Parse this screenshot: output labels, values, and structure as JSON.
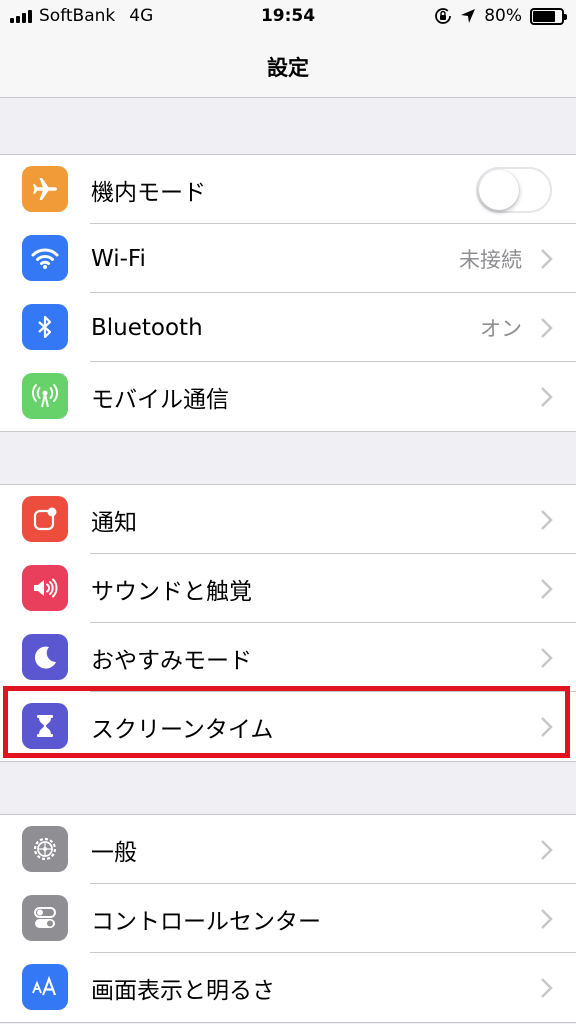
{
  "status_bar": {
    "carrier": "SoftBank",
    "network": "4G",
    "time": "19:54",
    "battery_percent": "80%",
    "battery_level": 0.8,
    "icons": [
      "signal-icon",
      "orientation-lock-icon",
      "location-arrow-icon",
      "battery-icon"
    ]
  },
  "nav": {
    "title": "設定"
  },
  "groups": [
    {
      "rows": [
        {
          "label": "機内モード",
          "icon": "airplane-icon",
          "icon_color": "#f19a38",
          "accessory": "toggle",
          "toggle_on": false
        },
        {
          "label": "Wi-Fi",
          "icon": "wifi-icon",
          "icon_color": "#3478f6",
          "detail": "未接続",
          "accessory": "chevron"
        },
        {
          "label": "Bluetooth",
          "icon": "bluetooth-icon",
          "icon_color": "#3478f6",
          "detail": "オン",
          "accessory": "chevron"
        },
        {
          "label": "モバイル通信",
          "icon": "antenna-icon",
          "icon_color": "#66d269",
          "accessory": "chevron"
        }
      ]
    },
    {
      "rows": [
        {
          "label": "通知",
          "icon": "notifications-icon",
          "icon_color": "#ec4d3d",
          "accessory": "chevron"
        },
        {
          "label": "サウンドと触覚",
          "icon": "speaker-icon",
          "icon_color": "#ea3f5c",
          "accessory": "chevron"
        },
        {
          "label": "おやすみモード",
          "icon": "moon-icon",
          "icon_color": "#5a57d0",
          "accessory": "chevron"
        },
        {
          "label": "スクリーンタイム",
          "icon": "hourglass-icon",
          "icon_color": "#5a57d0",
          "accessory": "chevron",
          "highlighted": true
        }
      ]
    },
    {
      "rows": [
        {
          "label": "一般",
          "icon": "gear-icon",
          "icon_color": "#8e8e93",
          "accessory": "chevron"
        },
        {
          "label": "コントロールセンター",
          "icon": "switches-icon",
          "icon_color": "#8e8e93",
          "accessory": "chevron"
        },
        {
          "label": "画面表示と明るさ",
          "icon": "text-size-icon",
          "icon_color": "#3478f6",
          "accessory": "chevron"
        }
      ]
    }
  ],
  "colors": {
    "highlight_border": "#e2131f",
    "background": "#efeff4"
  }
}
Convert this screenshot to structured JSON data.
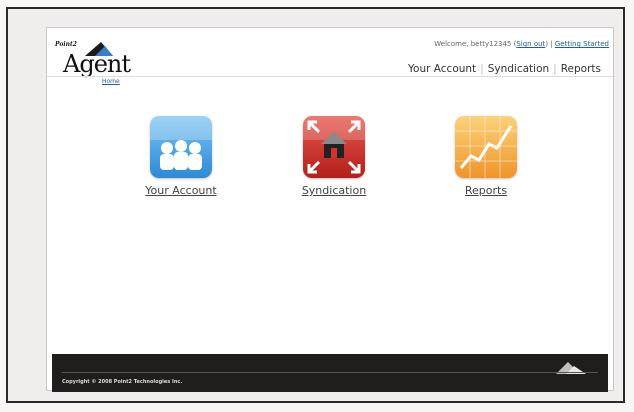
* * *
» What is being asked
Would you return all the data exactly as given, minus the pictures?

» Exercise answer
Parse this screenshot: output labels, values, and structure as JSON.
{
  "status_bar": {
    "carrier": "SoftBank",
    "network": "4G",
    "time": "19:54",
    "battery_percent": "80%",
    "battery_level": 0.8,
    "icons": [
      "signal-icon",
      "orientation-lock-icon",
      "location-arrow-icon",
      "battery-icon"
    ]
  },
  "nav": {
    "title": "設定"
  },
  "groups": [
    {
      "rows": [
        {
          "label": "機内モード",
          "icon": "airplane-icon",
          "icon_color": "#f19a38",
          "accessory": "toggle",
          "toggle_on": false
        },
        {
          "label": "Wi-Fi",
          "icon": "wifi-icon",
          "icon_color": "#3478f6",
          "detail": "未接続",
          "accessory": "chevron"
        },
        {
          "label": "Bluetooth",
          "icon": "bluetooth-icon",
          "icon_color": "#3478f6",
          "detail": "オン",
          "accessory": "chevron"
        },
        {
          "label": "モバイル通信",
          "icon": "antenna-icon",
          "icon_color": "#66d269",
          "accessory": "chevron"
        }
      ]
    },
    {
      "rows": [
        {
          "label": "通知",
          "icon": "notifications-icon",
          "icon_color": "#ec4d3d",
          "accessory": "chevron"
        },
        {
          "label": "サウンドと触覚",
          "icon": "speaker-icon",
          "icon_color": "#ea3f5c",
          "accessory": "chevron"
        },
        {
          "label": "おやすみモード",
          "icon": "moon-icon",
          "icon_color": "#5a57d0",
          "accessory": "chevron"
        },
        {
          "label": "スクリーンタイム",
          "icon": "hourglass-icon",
          "icon_color": "#5a57d0",
          "accessory": "chevron",
          "highlighted": true
        }
      ]
    },
    {
      "rows": [
        {
          "label": "一般",
          "icon": "gear-icon",
          "icon_color": "#8e8e93",
          "accessory": "chevron"
        },
        {
          "label": "コントロールセンター",
          "icon": "switches-icon",
          "icon_color": "#8e8e93",
          "accessory": "chevron"
        },
        {
          "label": "画面表示と明るさ",
          "icon": "text-size-icon",
          "icon_color": "#3478f6",
          "accessory": "chevron"
        }
      ]
    }
  ],
  "colors": {
    "highlight_border": "#e2131f",
    "background": "#efeff4"
  }
}
Convert this screenshot to structured JSON data.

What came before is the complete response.